Building extensible software is a tricky business. On one hand, you want your platform to be as customisable as possible, while on the other you want the flexibility to update APIs to make them faster, more secure and feature-rich. These aims aren't always compatible, as we're now discovering with Mozilla and the fundamental changes it's making to Firefox's add-on infrastructure.
As the company's Kev Needham outlines in a blog post on Mozilla's Add-ons Blog, there are some significant incoming changes being made to the browser to "take advantage of new technologies" and better defend users against malicious software. Unfortunately, the upgrades are going to come at a cost -- the depreciation of some core libraries a great deal of add-ons rely on.
First, the good news. Firefox plans to adopt the WebExtensions API, which according to Needham, will make it easier for add-on developers to port extensions between browsers. If you've ever tried coding one, you'll know each browser has its own way of doing things. Standardisation in this regard would be a nice thing.
Next up is moving to a multi-process design -- a project codenamed "Electrolysis". Like Chrome, the idea is each tab is sandboxed, preventing a problem in one affecting the other -- including malware.
Now for the not-so-great news. Such a shift from single to multi-process will break a lot of add-ons. Not only that, Mozilla wants to retire XPCOM and XUL, the two technologies that make Firefox add-ons as flexible and powerful as they are (compared to competitors). The reason for kicking them to the curb is that the "tight coupling" seriously affects Mozilla's ability to improve Firefox:
The tight coupling between the browser and its add-ons also creates shorter-term problems for Firefox development. It's not uncommon for Firefox development to be delayed because of broken add-ons. In the most extreme cases, changes to the formatting of a method in Firefox can trigger problems caused by add-ons that modify our code via regular expressions. Add-ons can also cause Firefox to crash when they use APIs in unexpected ways ... Consequently, we have decided to deprecate add-ons that depend on XUL, XPCOM, and XBL.

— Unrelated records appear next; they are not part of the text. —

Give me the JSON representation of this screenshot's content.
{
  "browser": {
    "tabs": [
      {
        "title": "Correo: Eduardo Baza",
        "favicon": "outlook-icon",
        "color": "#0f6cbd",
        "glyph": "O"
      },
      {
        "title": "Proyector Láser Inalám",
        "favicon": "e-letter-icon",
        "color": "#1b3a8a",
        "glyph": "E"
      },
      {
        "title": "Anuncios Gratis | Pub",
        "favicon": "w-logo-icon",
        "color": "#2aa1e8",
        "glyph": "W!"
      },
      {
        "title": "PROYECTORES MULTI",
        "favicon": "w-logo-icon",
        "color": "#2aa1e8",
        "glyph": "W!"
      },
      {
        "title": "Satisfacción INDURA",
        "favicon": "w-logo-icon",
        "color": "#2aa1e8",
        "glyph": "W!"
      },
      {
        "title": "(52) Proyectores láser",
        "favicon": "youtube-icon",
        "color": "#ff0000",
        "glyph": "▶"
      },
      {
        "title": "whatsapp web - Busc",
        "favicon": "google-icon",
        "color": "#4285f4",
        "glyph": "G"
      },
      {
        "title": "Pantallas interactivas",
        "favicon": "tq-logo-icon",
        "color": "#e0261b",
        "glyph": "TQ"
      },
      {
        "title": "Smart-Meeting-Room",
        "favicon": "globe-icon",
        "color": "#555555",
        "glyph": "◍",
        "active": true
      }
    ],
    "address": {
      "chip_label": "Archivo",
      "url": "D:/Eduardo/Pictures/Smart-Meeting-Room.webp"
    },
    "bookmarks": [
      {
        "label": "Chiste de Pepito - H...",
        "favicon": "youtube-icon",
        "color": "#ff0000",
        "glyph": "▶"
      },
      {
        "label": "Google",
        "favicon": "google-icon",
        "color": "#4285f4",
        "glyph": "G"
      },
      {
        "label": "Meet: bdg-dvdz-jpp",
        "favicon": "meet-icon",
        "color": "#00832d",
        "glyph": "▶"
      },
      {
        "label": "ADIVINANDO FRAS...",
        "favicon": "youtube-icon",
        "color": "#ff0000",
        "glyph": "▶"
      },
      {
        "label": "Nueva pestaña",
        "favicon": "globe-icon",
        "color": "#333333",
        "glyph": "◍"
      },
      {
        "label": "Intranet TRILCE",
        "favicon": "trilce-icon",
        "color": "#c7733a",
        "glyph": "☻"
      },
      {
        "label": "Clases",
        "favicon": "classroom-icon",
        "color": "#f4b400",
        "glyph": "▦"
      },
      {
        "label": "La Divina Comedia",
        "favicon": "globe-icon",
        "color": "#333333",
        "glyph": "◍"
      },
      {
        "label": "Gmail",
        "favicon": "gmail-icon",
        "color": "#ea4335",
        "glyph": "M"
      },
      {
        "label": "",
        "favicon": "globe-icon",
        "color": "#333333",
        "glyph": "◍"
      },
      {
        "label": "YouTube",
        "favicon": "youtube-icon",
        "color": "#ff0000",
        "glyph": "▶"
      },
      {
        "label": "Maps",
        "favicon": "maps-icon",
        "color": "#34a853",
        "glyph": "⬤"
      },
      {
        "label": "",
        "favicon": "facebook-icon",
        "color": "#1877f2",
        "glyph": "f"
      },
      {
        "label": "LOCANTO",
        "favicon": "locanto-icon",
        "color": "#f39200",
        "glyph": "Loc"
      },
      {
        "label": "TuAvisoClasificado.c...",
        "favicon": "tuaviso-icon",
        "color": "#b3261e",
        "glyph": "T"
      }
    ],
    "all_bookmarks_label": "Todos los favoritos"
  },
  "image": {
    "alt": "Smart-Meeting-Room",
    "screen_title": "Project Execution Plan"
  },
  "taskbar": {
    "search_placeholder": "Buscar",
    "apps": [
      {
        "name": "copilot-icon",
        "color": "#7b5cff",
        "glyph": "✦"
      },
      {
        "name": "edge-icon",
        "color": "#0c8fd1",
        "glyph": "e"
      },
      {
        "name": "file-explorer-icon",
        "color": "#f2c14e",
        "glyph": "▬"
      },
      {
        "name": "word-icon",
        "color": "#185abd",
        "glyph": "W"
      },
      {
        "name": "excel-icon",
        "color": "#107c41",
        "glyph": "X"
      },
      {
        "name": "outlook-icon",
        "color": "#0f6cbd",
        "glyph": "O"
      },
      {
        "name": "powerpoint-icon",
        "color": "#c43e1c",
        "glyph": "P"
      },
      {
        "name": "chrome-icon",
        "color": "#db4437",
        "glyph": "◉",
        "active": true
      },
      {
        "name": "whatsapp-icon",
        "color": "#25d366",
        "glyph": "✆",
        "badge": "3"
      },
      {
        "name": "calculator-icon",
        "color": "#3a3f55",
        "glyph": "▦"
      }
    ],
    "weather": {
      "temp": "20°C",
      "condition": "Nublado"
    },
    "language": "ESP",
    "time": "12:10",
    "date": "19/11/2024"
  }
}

The post goes on to mention that the changes will be made over the course of the next 12-18 months, introduced bit-by-bit over Firefox versions 41, 42 and 43. So add-on developers have plenty of time to prepare, however, the end result is a less customisable, but more secure, Firefox.